Most internet users rarely think about the safety of their personal information and devices, relying on anti-virus software and secure websites for their protection. The internet, however, is often far more dangerous than people wish to believe. Now, there is a new threat to watch out for while cruising online, and it is ironically part of a privacy feature designed for your security. It is called a “super cookie,” and it can track your every move without your knowledge – even when you surf the web in privacy mode. So What are Super Cookies?
Although privacy mode on a web browser is supposed to allow users to visit sites without the baggage of identifying information in the form of cookies, a London developer has recently discovered a string of code that can negate all of these efforts. This bit of code follows you wherever go on the internet and allows the sharing of information between sites with similar features, such as between Amazon and a blog using Amazon advertising. In this case, the blog can know what you have shopped for on the Amazon website to target its ads to you, and Amazon will be up to speed on your latest reading as well.
These super cookies are far more powerful and more difficult to avoid than regular cookies, and they make it extremely difficult to remain anonymous while online. Eugene Kuznetsov, an expert in online privacy software, notes, “What we have here is a privacy arms race. This desire to track Internet users is like a parasite. Anything you put in a browser is constantly being examined by websites and advertisers to implement more tracking.” While the use of super cookies is most glaringly helpful for targeting user preferences to make sales, it is indeed possible to further tweak this code to share more sensitive personal data between sites.
Internet Explorer users are safe from this threat because the browser doesn’t possess the security feature that created super cookies. Other users aren’t so lucky. Google has opted to ignore the potential for misuse in its Chrome browser in order to focus on other security issues. Meanwhile, Mozilla has issued a fix to the super cookie problem.

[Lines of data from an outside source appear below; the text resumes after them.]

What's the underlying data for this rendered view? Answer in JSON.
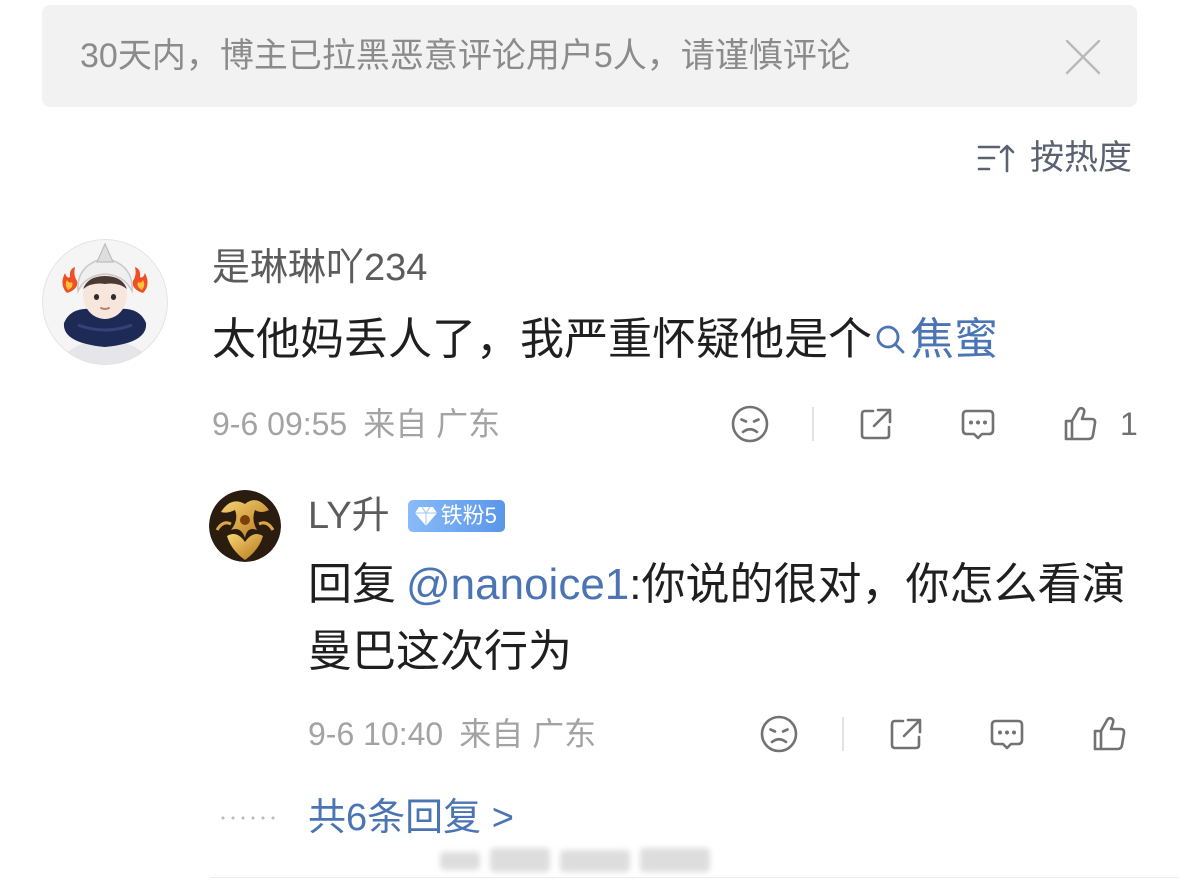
{
  "notice": {
    "text": "30天内，博主已拉黑恶意评论用户5人，请谨慎评论",
    "close_icon": "close-icon"
  },
  "sort": {
    "label": "按热度",
    "icon": "sort-icon"
  },
  "comment": {
    "username": "是琳琳吖234",
    "text": "太他妈丢人了，我严重怀疑他是个",
    "topic_icon": "search-icon",
    "topic_link": "焦蜜",
    "time": "9-6 09:55",
    "location": "来自 广东",
    "actions": [
      "dislike-icon",
      "share-icon",
      "comment-icon",
      "like-icon"
    ],
    "like_count": "1"
  },
  "reply": {
    "username": "LY升",
    "badge_icon": "diamond-icon",
    "badge": "铁粉5",
    "prefix": "回复",
    "mention": "@nanoice1",
    "text": ":你说的很对，你怎么看演曼巴这次行为",
    "time": "9-6 10:40",
    "location": "来自 广东",
    "actions": [
      "dislike-icon",
      "share-icon",
      "comment-icon",
      "like-icon"
    ]
  },
  "more_replies": {
    "label": "共6条回复 >"
  },
  "colors": {
    "link": "#4a74b3",
    "notice_bg": "#f2f2f2",
    "badge_start": "#88bbf7",
    "badge_end": "#5a96ea",
    "icon": "#727272"
  }
}
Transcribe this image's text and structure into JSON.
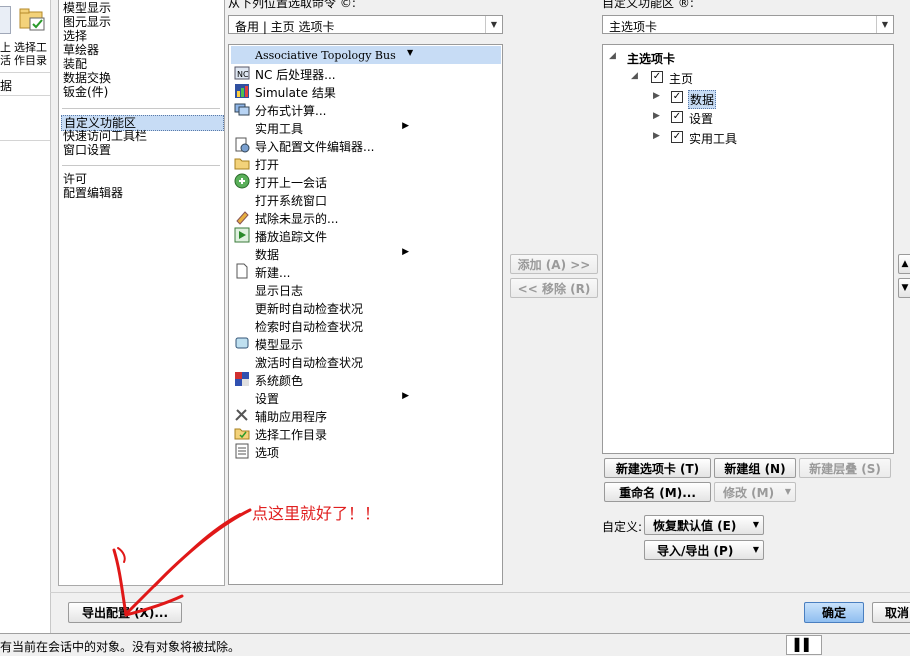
{
  "left_strip": {
    "toolbar_labels": [
      "上",
      "选择工",
      "活",
      "作目录"
    ],
    "row_label": "据"
  },
  "categories": {
    "items_top": [
      "模型显示",
      "图元显示",
      "选择",
      "草绘器",
      "装配",
      "数据交换",
      "钣金(件)"
    ],
    "items_mid": [
      "自定义功能区",
      "快速访问工具栏",
      "窗口设置"
    ],
    "items_bottom": [
      "许可",
      "配置编辑器"
    ]
  },
  "commands_from": {
    "label": "从下列位置选取命令 ©:",
    "value": "备用 | 主页 选项卡",
    "header": "Associative Topology Bus",
    "items": [
      {
        "label": "NC 后处理器...",
        "icon": "nc-postprocessor-icon",
        "submenu": false
      },
      {
        "label": "Simulate 结果",
        "icon": "simulate-results-icon",
        "submenu": false
      },
      {
        "label": "分布式计算...",
        "icon": "distributed-compute-icon",
        "submenu": false
      },
      {
        "label": "实用工具",
        "icon": "",
        "submenu": true
      },
      {
        "label": "导入配置文件编辑器...",
        "icon": "import-config-icon",
        "submenu": false
      },
      {
        "label": "打开",
        "icon": "open-folder-icon",
        "submenu": false
      },
      {
        "label": "打开上一会话",
        "icon": "open-last-session-icon",
        "submenu": false
      },
      {
        "label": "打开系统窗口",
        "icon": "",
        "submenu": false
      },
      {
        "label": "拭除未显示的...",
        "icon": "erase-not-displayed-icon",
        "submenu": false
      },
      {
        "label": "播放追踪文件",
        "icon": "play-trail-icon",
        "submenu": false
      },
      {
        "label": "数据",
        "icon": "",
        "submenu": true
      },
      {
        "label": "新建...",
        "icon": "new-document-icon",
        "submenu": false
      },
      {
        "label": "显示日志",
        "icon": "",
        "submenu": false
      },
      {
        "label": "更新时自动检查状况",
        "icon": "",
        "submenu": false
      },
      {
        "label": "检索时自动检查状况",
        "icon": "",
        "submenu": false
      },
      {
        "label": "模型显示",
        "icon": "model-display-icon",
        "submenu": false
      },
      {
        "label": "激活时自动检查状况",
        "icon": "",
        "submenu": false
      },
      {
        "label": "系统颜色",
        "icon": "system-colors-icon",
        "submenu": false
      },
      {
        "label": "设置",
        "icon": "",
        "submenu": true
      },
      {
        "label": "辅助应用程序",
        "icon": "auxiliary-apps-icon",
        "submenu": false
      },
      {
        "label": "选择工作目录",
        "icon": "select-working-dir-icon",
        "submenu": false
      },
      {
        "label": "选项",
        "icon": "options-icon",
        "submenu": false
      }
    ]
  },
  "transfer": {
    "add_label": "添加 (A) >>",
    "remove_label": "<< 移除 (R)"
  },
  "ribbon": {
    "label": "自定义功能区 ®:",
    "value": "主选项卡",
    "tree": [
      {
        "label": "主选项卡",
        "level": 0,
        "checkbox": false,
        "highlight": false
      },
      {
        "label": "主页",
        "level": 1,
        "checkbox": true,
        "highlight": false
      },
      {
        "label": "数据",
        "level": 2,
        "checkbox": true,
        "highlight": true
      },
      {
        "label": "设置",
        "level": 2,
        "checkbox": true,
        "highlight": false
      },
      {
        "label": "实用工具",
        "level": 2,
        "checkbox": true,
        "highlight": false
      }
    ],
    "new_tab_label": "新建选项卡 (T)",
    "new_group_label": "新建组 (N)",
    "new_cascade_label": "新建层叠 (S)",
    "rename_label": "重命名 (M)...",
    "modify_label": "修改 (M)",
    "customize_label": "自定义:",
    "restore_label": "恢复默认值 (E)",
    "import_export_label": "导入/导出 (P)"
  },
  "annotation": {
    "text": "点这里就好了！！",
    "color": "#e02020"
  },
  "footer": {
    "export_label": "导出配置 (X)...",
    "ok_label": "确定",
    "cancel_label": "取消",
    "status": "有当前在会话中的对象。没有对象将被拭除。"
  },
  "colors": {
    "selection": "#c7dcf5",
    "primary_button": "#8fbef0"
  }
}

Regardless of your choice of internet browser, there are two workarounds you can follow to prevent getting super cookies in your device. You may either delete all cookies prior to going into privacy mode every time, or dedicate a particular browser solely to privacy mode use.